Coworking & The Millennial Generation

In Coworking by Collision

Coworking is a term you’ve likely heard more over the past 10 years than you had your entire life up to this point. Since 2006, it’s estimated that the number of people coworking has doubled in each subsequent year.

So who does coworking benefit, and why is it taking off so fast? Well, one of the reasons is how much Millennials love it. Despite often being called entitled and lazy, Millennials are dominating the workforce and changing its landscape forever. And since their generation is projected to be 75% of the workforce in the next 10 – 15 years, the number of coworkers can only go up.

There are a number of reasons the Millennial generation and even Generation Y have shunned traditional work environments for cowork spaces. To start, the rise of the internet and internet-based jobs opened the door for millions of people to begin working from home. Now, if you’ve ever spent any time working from home you know that it doesn’t take long for the allure of wearing your pajamas all day to wear off. Having no barrier between your work life and your personal life can be difficult, and constantly trying to separate the two can put a strain on your personal life.

Coworking gives you the same freedom that working from home does, while also providing a small amount of structure. There’s a dedicated space for work that is separate from your home. It gives you a place away from the distractions of household chores, television, and cats (I’m speaking from experience on that), and increases motivation and creativity from the energy of those around you.

Freelancing and contracted employees make up another group that benefit from coworking. See, Millennials tend not to have only one job. They have a full-time job, maybe a part-time job, a freelance career, and they’re probably also writing a book. In fact, 53 million Americans do freelance work in some capacity, and that number is up 10 million in the past 10 years. Freelancers in all fields, whether it’s writing, photography, web design, etc. benefit from having a dedicated work space. Much like with working from home, it’s not always very rewarding to have that work space be the same space where you watch TV.

This doesn’t begin to address the fact that coworking is the easiest networking opportunity there is. You’re sharing a space with like-minded people, and collaborating with them can mean sharing skills, contacts, and ideas. Coworking tends to lead to even more prospects, which means more work, and of course, more profit. And let us never underestimate the power of free coffee.

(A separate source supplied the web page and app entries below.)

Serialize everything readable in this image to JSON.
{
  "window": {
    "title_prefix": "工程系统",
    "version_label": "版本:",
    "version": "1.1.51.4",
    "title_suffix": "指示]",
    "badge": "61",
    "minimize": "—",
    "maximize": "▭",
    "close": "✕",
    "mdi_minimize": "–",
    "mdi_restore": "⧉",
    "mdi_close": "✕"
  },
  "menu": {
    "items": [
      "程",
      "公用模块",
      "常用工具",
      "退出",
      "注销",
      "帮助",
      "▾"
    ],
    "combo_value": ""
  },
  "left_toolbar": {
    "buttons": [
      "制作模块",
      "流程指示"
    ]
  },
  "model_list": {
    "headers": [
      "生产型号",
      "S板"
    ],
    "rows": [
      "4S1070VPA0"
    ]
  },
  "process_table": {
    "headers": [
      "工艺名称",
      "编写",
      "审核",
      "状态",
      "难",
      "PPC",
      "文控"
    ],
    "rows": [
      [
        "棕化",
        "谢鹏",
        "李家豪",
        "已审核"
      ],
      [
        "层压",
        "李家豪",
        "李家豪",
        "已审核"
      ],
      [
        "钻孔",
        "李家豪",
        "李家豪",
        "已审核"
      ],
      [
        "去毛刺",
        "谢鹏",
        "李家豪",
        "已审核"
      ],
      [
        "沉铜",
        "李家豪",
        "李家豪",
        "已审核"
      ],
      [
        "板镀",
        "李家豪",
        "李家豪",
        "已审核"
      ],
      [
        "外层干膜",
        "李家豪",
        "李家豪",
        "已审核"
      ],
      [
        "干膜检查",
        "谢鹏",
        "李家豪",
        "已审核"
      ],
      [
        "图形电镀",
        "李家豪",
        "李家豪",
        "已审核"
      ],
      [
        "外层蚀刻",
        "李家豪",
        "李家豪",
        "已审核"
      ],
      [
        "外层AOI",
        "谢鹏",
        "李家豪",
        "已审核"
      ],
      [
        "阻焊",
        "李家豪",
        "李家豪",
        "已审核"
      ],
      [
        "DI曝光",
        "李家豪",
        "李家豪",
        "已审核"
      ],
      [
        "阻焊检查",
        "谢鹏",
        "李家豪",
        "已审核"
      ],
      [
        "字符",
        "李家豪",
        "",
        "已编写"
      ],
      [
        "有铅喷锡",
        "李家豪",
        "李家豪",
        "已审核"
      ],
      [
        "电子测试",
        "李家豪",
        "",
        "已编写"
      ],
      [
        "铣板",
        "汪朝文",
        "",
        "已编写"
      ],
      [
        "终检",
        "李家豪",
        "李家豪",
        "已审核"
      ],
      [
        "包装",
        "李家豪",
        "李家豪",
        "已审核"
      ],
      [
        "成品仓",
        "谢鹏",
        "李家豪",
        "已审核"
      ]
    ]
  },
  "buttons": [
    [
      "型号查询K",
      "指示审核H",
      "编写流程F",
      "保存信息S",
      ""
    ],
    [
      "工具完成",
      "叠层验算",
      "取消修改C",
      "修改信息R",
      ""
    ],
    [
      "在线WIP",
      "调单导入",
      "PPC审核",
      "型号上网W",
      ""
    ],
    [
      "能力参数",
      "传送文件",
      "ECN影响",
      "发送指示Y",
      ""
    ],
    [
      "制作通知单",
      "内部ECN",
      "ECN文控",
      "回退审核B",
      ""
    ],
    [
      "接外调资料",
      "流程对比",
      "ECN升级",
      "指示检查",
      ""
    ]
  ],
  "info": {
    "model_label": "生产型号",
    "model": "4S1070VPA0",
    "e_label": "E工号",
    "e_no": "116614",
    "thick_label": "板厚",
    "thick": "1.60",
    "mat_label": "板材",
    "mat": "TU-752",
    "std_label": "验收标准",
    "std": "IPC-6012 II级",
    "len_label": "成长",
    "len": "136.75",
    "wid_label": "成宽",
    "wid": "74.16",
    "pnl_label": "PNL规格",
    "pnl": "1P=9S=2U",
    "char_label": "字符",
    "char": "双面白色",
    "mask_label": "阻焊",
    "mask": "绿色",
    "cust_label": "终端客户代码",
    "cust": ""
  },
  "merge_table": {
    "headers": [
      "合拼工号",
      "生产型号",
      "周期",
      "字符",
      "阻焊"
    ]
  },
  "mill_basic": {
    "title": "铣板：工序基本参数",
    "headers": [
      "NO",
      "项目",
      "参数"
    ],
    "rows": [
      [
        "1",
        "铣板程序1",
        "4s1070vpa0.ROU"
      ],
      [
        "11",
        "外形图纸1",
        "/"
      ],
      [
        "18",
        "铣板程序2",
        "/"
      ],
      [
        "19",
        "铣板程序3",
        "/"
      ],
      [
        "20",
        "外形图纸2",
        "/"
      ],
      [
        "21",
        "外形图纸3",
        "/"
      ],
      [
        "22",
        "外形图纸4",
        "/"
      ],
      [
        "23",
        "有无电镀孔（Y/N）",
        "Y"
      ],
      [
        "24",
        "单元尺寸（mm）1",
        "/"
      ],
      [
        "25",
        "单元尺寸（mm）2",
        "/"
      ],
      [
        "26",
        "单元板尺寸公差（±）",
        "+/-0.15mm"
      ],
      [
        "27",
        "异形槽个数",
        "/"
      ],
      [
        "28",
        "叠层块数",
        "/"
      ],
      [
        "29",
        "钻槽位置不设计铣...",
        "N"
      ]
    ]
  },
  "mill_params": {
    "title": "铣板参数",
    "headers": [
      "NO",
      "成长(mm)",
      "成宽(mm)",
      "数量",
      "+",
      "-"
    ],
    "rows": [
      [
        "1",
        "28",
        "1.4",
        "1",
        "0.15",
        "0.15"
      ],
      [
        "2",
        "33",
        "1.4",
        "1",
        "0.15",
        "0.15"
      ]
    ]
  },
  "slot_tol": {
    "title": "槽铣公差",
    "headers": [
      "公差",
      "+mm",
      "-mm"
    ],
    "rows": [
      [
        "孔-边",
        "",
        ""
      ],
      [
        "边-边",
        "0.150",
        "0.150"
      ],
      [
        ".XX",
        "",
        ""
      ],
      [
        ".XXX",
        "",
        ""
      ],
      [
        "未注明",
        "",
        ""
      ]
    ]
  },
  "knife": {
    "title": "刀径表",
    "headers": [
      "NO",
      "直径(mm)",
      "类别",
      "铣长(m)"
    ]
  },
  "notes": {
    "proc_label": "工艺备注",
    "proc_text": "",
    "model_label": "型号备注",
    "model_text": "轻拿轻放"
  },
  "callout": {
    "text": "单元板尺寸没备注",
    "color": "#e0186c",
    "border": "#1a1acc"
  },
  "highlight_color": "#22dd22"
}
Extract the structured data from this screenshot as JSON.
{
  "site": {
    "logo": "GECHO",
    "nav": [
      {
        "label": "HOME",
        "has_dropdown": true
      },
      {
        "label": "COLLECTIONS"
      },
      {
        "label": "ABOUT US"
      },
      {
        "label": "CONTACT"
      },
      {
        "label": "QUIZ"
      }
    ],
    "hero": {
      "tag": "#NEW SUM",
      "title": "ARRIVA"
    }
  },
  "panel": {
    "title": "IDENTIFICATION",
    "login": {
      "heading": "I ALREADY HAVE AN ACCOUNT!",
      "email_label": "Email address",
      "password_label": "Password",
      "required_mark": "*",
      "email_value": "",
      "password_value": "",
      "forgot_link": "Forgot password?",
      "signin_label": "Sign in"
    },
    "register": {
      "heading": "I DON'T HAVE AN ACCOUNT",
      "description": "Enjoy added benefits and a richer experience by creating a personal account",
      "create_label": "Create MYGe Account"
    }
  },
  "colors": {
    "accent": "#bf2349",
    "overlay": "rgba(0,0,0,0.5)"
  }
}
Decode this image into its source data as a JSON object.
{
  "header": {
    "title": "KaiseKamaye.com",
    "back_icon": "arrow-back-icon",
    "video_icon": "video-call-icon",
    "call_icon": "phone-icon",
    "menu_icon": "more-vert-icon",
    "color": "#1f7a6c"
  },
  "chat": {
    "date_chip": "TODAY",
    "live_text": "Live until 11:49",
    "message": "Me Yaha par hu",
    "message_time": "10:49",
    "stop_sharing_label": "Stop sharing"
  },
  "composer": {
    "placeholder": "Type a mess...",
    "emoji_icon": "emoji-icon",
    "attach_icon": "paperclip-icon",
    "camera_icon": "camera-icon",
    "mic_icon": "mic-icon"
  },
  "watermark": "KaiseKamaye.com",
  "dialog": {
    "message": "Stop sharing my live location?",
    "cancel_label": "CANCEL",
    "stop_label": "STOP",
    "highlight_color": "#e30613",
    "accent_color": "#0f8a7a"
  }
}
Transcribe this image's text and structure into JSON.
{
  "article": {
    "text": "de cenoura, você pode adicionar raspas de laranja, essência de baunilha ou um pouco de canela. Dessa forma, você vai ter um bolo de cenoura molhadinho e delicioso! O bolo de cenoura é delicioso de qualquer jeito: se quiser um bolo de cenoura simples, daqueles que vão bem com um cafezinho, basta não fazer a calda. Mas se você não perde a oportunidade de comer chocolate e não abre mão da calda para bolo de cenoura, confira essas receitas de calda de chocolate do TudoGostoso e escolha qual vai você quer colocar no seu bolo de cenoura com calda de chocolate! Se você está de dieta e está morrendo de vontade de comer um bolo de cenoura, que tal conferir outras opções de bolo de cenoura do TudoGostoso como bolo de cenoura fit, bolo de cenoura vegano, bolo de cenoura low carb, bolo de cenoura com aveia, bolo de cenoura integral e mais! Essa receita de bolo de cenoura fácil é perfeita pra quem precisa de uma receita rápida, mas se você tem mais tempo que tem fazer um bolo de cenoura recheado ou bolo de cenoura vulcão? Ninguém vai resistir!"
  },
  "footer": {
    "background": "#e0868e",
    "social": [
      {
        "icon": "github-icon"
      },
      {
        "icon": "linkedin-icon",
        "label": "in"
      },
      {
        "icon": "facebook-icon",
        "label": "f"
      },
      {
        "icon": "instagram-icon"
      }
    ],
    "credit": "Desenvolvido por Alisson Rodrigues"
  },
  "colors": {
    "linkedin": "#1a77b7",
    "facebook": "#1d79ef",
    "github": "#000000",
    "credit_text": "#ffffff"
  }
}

It isn’t just employees that are forgoing cubicles for an open workspace; start up companies are also taking advantage of coworking. The costs of starting a business are exorbitant. Having a dedicated space in a cowork environment cuts down on rent, eliminates utilities, and again, that whole “free coffee” thing is a huge draw. Not to mention the built-in network of contacts and potential contractors you’ll need. Recruiting the perfect contract employee may be as easy as walking across the room. And you won’t even have to go to an awkward networking event to do it!

So does the rise of coworking mean the end of traditional offices? Forbes seems to think so. Realistically though, coworking isn’t for everyone, and not all careers are complemented by the environment. But for more and more Millennials opting out of conventional offices in favor of a workplace that is collaborative, flexible, and energized, cowork spaces offer a perfect solution.